The trail set off into the forest and immediately began a steady ascent. At one point, the trail approached a small, tumbling stream and at other points we passed by some stately trees, but otherwise the first mile and a half of the trail was fairly nondescript. One exception was the trillium that lined the trail at the upper reaches of the forest, just before the trail entered a large meadow: white, pink, and violet trillium were in full bloom on the forest floor.
|Trillium blooming in the forest|
|Open meadows of Green Mountain|
|Lower meadow along the trail|
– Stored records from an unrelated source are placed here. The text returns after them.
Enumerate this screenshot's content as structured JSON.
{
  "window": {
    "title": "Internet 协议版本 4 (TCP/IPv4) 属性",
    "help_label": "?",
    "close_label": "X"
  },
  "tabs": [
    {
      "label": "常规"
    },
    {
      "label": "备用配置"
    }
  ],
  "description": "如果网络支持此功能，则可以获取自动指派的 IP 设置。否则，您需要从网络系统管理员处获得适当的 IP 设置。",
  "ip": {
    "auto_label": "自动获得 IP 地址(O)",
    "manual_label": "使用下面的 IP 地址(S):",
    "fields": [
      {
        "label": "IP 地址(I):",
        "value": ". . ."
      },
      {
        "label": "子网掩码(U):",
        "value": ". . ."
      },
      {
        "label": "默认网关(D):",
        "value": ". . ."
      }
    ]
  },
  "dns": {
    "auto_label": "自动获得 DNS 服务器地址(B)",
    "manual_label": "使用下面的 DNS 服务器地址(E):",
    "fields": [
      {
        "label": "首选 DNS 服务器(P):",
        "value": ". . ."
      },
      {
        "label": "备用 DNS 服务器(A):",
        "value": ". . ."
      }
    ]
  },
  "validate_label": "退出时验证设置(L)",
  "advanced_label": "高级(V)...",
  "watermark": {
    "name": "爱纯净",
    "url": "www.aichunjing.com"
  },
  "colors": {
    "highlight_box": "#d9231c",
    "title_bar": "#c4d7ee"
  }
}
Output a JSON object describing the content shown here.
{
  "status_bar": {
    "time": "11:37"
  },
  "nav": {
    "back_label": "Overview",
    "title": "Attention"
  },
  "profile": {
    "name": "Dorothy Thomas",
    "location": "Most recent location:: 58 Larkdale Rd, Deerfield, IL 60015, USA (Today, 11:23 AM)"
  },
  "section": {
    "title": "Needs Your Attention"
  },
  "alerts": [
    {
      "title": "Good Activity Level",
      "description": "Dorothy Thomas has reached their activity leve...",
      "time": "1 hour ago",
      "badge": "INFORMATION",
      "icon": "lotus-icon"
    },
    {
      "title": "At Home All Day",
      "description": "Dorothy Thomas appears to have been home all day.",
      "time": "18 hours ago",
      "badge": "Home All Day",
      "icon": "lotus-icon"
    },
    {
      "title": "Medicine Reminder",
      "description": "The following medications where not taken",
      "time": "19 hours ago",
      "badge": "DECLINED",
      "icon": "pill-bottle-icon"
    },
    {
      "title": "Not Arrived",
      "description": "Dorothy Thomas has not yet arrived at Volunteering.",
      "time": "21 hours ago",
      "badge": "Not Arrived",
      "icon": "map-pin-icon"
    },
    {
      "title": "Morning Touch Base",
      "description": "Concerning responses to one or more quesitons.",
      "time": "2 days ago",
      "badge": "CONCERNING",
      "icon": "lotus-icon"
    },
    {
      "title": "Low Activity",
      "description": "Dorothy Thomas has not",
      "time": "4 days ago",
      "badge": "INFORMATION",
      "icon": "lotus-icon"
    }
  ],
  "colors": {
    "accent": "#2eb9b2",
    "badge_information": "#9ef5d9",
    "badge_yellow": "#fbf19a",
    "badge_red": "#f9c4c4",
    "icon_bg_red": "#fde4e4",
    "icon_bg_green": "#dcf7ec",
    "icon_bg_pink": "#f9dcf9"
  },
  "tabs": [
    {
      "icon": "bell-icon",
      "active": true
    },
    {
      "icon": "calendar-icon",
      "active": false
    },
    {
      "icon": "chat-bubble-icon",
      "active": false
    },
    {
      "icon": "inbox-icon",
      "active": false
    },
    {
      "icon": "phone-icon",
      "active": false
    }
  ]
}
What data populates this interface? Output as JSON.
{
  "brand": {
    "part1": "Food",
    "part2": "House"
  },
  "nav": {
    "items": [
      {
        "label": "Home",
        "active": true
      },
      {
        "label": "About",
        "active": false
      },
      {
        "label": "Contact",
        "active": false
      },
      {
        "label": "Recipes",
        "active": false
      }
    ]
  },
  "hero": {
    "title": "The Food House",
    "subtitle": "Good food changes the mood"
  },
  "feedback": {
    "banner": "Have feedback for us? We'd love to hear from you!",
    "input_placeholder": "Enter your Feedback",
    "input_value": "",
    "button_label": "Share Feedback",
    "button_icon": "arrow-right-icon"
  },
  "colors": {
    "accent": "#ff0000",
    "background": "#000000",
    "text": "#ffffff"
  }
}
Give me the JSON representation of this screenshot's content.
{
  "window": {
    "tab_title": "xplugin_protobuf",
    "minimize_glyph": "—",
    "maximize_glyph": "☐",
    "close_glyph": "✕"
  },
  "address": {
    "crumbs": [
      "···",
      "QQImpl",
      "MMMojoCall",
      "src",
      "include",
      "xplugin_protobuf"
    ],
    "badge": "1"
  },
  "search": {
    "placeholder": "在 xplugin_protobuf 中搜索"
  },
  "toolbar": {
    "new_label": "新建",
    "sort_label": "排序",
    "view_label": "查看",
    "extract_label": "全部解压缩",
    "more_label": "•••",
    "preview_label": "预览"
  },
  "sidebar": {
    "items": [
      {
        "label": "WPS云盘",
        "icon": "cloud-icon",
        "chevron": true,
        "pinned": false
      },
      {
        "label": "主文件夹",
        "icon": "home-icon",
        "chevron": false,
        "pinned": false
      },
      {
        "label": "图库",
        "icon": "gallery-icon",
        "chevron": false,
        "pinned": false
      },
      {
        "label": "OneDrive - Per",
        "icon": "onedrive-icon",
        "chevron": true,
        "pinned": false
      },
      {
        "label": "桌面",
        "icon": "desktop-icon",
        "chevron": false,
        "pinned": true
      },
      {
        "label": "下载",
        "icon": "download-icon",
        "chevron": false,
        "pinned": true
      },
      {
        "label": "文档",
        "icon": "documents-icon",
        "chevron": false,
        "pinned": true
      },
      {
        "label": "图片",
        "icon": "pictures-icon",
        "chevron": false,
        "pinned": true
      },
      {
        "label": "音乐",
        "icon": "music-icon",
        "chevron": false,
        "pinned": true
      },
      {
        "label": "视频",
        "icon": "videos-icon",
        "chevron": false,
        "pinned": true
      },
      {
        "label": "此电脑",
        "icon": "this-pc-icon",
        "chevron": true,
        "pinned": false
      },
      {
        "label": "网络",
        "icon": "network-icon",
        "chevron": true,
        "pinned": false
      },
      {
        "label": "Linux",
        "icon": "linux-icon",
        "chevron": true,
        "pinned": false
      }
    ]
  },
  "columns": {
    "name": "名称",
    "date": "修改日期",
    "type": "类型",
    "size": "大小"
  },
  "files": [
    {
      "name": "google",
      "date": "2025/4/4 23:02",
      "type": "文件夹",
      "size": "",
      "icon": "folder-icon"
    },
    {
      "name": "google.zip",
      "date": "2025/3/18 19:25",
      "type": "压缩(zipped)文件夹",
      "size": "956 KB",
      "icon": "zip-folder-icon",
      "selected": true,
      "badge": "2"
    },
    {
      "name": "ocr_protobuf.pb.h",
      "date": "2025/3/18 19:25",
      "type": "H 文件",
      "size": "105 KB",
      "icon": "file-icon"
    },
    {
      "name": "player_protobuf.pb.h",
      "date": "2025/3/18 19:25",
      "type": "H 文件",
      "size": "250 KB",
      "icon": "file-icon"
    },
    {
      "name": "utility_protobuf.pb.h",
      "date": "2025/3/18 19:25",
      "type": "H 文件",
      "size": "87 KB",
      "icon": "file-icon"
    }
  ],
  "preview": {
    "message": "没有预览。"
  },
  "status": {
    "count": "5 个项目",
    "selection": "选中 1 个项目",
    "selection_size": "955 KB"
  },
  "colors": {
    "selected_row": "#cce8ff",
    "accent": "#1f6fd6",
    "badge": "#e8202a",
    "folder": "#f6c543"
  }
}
The trail descended down the hill into a basin holding a small pond, which in early June was still mostly covered by five or so feet of snow. Continuing a little further in the snow, we arrived at a basin at the foot of the south face of Green Mountain, about a thousand vertical feet below the summit. In the summer, these open slopes are filled with heather and other blooming wildflowers; in late summer and early autumn, the mountainside turns into a berry buffet. When we arrived, the steep slopes were snowbound, which made for promising terrain for a post-summit glissade.
|Perfect glissading terrain|
|View from atop the glissade chute|
|Final approach to the lookout|
|Green Mountain Lookout|
Much of the peak's viewshed is encompassed by Glacier Peak Wilderness, which covers over half a million acres in Mount Baker Snoqualmie National Forest. Combined with the Henry Jackson and Wild Sky Wildernesses to the south and the Lake Chelan-Sawtooth and Stephen Mather Wildernesses to the east, Glacier Peak Wilderness is part of the largest roadless region in Washington State.
|Glissading down from the summit|